Phagosome Maturation


Pathway Description

Phagosome maturation is the process by which internalized particles (such as bacteria and apoptotic cells) are trafficked into a series of increasingly acidified membrane-bound structures, leading to particle degradation. Phagosome maturation starts immediately after, and possibly even before, phagosome sealing. After scission from the surface membrane, the phagosome undergoes sequential fusion with early endosomes, late endosomes and lysosomes. Remodeling of the membrane of the phagosome is accompanied by acute changes in the composition of its lumen, which becomes a highly acidic, oxidative and degradative milieu.

The GTPase Rab5 integrates the targeting, tethering and fusion of early endosomes and interacts using multiple effectors, including the VPSS34 complex, early endosome antigen 1 (EEA1) and SNARE proteins. Acidification of the phagosome occurs via a vATPase that translocates H+ across the membrane bilayer. Phagosomal acidification creates a hostile environment that impedes microbial growth. The ESCRT complexes function to sort endosomal proteins into the luminal vesicles of multivesicular bodies. The multivesicular bodies (MVB) generated by the combined action of the ESCRT complexes are a subset of endosomes that have intraluminal vesicles and are thought to be important in receptor down-regulation and in antigen presentation as well as formation of the intermediate phagosome.
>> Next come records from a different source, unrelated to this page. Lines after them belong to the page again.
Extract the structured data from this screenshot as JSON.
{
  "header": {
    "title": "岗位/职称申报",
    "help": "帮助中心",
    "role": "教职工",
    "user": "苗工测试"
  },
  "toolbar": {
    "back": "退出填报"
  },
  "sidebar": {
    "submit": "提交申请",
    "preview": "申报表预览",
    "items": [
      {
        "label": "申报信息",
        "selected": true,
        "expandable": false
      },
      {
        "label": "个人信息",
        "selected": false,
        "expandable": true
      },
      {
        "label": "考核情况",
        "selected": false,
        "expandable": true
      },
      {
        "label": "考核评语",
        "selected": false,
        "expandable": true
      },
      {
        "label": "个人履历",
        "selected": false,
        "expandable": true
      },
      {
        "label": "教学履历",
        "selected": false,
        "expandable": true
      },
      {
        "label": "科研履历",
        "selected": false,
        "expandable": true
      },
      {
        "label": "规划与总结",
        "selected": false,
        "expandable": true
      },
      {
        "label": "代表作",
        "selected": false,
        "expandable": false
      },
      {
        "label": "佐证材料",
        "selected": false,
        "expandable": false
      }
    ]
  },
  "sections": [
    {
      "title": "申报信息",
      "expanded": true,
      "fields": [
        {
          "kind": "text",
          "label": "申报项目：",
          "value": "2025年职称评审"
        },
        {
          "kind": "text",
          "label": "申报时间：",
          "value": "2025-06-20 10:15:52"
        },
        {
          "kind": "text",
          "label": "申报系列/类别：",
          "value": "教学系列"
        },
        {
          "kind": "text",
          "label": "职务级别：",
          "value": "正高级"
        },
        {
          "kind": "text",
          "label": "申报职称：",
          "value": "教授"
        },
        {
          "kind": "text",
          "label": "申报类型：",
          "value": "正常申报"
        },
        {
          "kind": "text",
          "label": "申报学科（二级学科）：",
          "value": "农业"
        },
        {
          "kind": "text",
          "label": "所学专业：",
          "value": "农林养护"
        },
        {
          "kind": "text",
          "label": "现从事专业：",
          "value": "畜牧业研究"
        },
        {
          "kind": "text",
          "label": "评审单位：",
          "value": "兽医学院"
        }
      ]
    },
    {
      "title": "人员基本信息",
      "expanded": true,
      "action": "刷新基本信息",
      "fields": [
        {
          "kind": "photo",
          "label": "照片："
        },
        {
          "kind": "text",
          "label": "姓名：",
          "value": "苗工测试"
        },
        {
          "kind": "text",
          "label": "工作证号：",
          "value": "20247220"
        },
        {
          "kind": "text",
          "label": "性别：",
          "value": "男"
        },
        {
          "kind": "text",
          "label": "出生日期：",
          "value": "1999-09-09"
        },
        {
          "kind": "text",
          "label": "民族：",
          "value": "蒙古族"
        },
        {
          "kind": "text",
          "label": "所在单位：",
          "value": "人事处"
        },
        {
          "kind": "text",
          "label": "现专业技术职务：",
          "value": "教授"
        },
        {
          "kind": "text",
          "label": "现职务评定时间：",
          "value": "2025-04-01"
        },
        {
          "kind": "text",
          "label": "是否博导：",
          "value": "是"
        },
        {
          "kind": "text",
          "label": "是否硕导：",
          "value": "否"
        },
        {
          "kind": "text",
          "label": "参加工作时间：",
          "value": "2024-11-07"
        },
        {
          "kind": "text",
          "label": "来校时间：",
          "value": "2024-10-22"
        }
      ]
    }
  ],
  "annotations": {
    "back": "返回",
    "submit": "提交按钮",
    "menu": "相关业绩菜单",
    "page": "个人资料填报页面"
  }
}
Once recycling proteins are removed, the phagosome proceeds to the late stage, which is characterized by a more acidic lumen brought about by the insertion of additional proton-pumping v-ATPases. Recruitment of Rab7 by phagosomes is found to precede and to be essential for optimal fusion with lysosomes and other late-endocytic organelles. In addition, phagosomal association of RILP, which follows shortly after Rab7 recruitment, is also essential for fusion with late-endocytic compartments. The late phagosome is also enriched in proteases and lysosomal-associated membrane proteins (LAMPs), which are either imported from the Golgi complex or acquired by fusion with late endosomes.The maturation process culminates with the formation of the phagolysosome. The phagolysosome is formed by the fusion of the mature phagosome with a series of lysosomes through a Rab7 dependent process and are highly acidic (luminal pH values as low as 4.5 have been reported). Insertion of additional v-ATPases and tightening of the H+ leak account for the accentuated acidification. Phagolysosomes can be differentiated from late phagosomes by their paucity of LBPA or PI(3)P-enriched internal membranes, by their elevated mature cathepsin content and by their lack of mannose-6-phosphate receptors. When the membranes of the phagosome and lysosome meet, the contents of the lysosome explosively discharge, releasing a variety of macromolecules that degrade the contents. An additional model in phagosome formation/maturation involves the fusion of the endoplasmic reticulum (ER) with the membrane underneath phagocytic cups. Successive waves of ER become associated with maturing phagosomes during phagolysosome biogenesis. After phagocytosis, antigens are exported into the cytosol and degraded by the proteasome.